Good point. crate:: being absent from types in errors, means that types in errors are not fully qualified even with the current rustc. In fact, when uniform paths were implemented, the diagnostics did not change accordingly (see last note at: https://github.com/rust-lang/rust/issues/61942 ). @petrochenkov perhaps can provide more recent update on this. So to prevent ambiguity, we need to care for types at the crate root which shadow prelude names. For example:

struct Result(u32);
fn test(_: std::result::Result<(), ()>) { }

fn main() {
    test(Result(42))
}

Current rustc is emitting:

  = note: expected type `std::result::Result<(), ()>`
             found type `Result`

Which we may need to change:

  = note: expected type `std::result::Result<(), ()>`
             found type `crate::Result`

With the RFC implemented we can have this as:

  = note: expected type `Result<(), ()>`
             found type `crate::Result`

Note that we cannot shorten crate:: here because of two types bearing the same name.

However if there's no Result defined or imported from a non-prelude definition in the crate's root, then we can shorten the path, but only for the prelude type, in the next example:

mod submod {
    pub struct Result(u32);
    pub fn test(_: std::result::Result<(), ()>) { }
}

fn main() {
    submod::test(submod::Result(42))
}

And get (with the RFC implemented):

   = note: expected type `Result<(), ()>`
              found type `crate::submod::Result`

As a side note, I would have renamed the RFC to 'Non-uniform Type Paths In Diagnostics' if it wasn't already the case :slight_smile:.

Anyway, it would be a worthy goal to solidify the rule as to when a non-uniform type is printed in an error without the note that strictly says where the type came from, and my current opinion about it is that only prelude types should be printed shorted and note-less.

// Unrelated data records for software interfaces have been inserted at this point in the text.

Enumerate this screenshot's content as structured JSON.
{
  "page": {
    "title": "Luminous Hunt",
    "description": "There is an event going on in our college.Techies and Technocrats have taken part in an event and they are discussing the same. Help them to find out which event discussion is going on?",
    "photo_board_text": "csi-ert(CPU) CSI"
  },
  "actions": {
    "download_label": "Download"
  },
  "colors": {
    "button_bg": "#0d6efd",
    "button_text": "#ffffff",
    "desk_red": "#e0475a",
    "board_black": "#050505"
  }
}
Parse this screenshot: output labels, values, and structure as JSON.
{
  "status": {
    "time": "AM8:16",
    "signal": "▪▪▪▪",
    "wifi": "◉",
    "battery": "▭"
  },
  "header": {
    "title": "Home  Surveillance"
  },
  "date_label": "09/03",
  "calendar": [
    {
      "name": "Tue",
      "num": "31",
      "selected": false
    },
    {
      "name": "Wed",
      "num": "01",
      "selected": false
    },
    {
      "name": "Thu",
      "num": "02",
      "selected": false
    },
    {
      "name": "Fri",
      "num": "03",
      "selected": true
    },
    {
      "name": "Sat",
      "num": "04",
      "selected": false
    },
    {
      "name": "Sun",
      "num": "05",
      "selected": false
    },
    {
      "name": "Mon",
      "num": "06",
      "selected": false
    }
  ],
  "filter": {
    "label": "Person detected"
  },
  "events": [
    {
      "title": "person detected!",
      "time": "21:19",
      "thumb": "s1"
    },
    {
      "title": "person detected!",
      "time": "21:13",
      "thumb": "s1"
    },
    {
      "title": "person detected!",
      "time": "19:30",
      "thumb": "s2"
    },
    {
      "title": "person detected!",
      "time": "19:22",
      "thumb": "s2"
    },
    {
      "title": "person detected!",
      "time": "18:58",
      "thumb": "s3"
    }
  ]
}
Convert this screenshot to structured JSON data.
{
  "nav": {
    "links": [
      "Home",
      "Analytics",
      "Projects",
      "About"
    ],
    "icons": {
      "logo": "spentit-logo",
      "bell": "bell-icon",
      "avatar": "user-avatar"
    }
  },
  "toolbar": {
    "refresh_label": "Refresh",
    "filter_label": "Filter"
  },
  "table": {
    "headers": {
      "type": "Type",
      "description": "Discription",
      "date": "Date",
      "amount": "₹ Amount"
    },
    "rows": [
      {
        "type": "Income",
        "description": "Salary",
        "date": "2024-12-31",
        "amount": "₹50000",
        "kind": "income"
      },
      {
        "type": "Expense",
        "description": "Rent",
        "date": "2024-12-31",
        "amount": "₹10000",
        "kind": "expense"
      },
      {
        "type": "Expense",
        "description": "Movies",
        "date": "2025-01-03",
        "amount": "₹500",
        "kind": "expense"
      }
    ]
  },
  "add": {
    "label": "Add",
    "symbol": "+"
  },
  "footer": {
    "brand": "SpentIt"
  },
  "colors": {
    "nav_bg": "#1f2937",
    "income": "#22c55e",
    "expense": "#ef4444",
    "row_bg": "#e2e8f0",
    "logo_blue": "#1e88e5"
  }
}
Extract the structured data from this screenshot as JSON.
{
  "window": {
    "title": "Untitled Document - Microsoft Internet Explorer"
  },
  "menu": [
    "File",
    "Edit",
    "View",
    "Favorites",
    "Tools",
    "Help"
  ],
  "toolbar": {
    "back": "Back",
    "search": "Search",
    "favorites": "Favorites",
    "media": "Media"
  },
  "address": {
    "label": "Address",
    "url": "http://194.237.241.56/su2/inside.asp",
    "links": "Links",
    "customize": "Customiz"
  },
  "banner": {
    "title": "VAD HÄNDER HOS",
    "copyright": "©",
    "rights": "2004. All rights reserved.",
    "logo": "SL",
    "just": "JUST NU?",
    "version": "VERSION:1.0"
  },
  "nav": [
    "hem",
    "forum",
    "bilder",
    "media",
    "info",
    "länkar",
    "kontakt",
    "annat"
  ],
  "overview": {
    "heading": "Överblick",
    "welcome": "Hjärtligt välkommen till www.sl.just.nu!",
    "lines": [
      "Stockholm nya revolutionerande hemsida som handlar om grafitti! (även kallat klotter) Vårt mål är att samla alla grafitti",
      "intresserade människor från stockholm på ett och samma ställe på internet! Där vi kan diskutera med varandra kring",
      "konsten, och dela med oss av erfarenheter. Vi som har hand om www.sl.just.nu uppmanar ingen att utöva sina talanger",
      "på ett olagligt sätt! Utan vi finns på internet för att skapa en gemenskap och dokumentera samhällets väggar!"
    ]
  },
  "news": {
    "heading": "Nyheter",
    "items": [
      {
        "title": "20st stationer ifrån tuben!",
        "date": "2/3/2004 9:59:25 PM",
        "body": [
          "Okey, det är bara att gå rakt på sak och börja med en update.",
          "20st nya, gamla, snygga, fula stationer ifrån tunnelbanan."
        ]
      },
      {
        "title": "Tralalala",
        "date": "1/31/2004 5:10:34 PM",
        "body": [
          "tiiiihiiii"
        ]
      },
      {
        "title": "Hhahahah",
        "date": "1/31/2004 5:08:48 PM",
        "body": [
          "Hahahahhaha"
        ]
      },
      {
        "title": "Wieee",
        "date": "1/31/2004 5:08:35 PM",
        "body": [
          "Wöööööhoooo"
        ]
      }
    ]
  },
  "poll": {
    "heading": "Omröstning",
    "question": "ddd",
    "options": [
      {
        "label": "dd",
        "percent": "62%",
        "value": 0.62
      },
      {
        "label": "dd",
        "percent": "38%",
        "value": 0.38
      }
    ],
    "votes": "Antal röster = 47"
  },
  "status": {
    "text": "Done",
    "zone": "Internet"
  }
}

We are currently emitting a note such as Perhaps two different versions of crate foo are being used?, so it's less important right now, but I agree it can be made clearer. I'd leave it out for a future change.

1 Like

For the Result case IMHO the ideal would be:

   = note: expected type `std::result::Result`
              found type `crate::Result`

i.e. if there are two types called Result involved, don't shorten either of them (no exceptions for prelude, imports, and such).

1 Like

Yeah, I see that it makes sense. I'll update this when I post the RFC.

Personally I would use the locally available name (the one that would work in the code) as the short version and the one being shadowed with the fully qualified path. Also, we should try and leverage span labels when encountering confusing cases with multiple elements named the same thing:

   |
LL | struct Result(u32);
   |        ----------- the found type defined here
<...>
  = note: expected type `std::result::Result<(), ()>`
             found type `Result`

It would also be interesting to carry the crate version information when relevant.

  = note: expected type `foo::bar::Baz` (foo 0.9.0)
             found type `foo::bar::Baz` (foo 1.0.0)

Finally, it would also be interesting to look at how to leverage type arguments to clean up the output:

  = note: expected type `Foo<A, B>`
             found type `Bar<C, B>`
             where A: String,
                   B: usize,
                   C: foo::bar::Baz<usize, usize>

I think the rule of thumb is that we should always use the short name that would work in the code if we were to replace the primary span, and use longer paths only for disambiguation.

20 Likes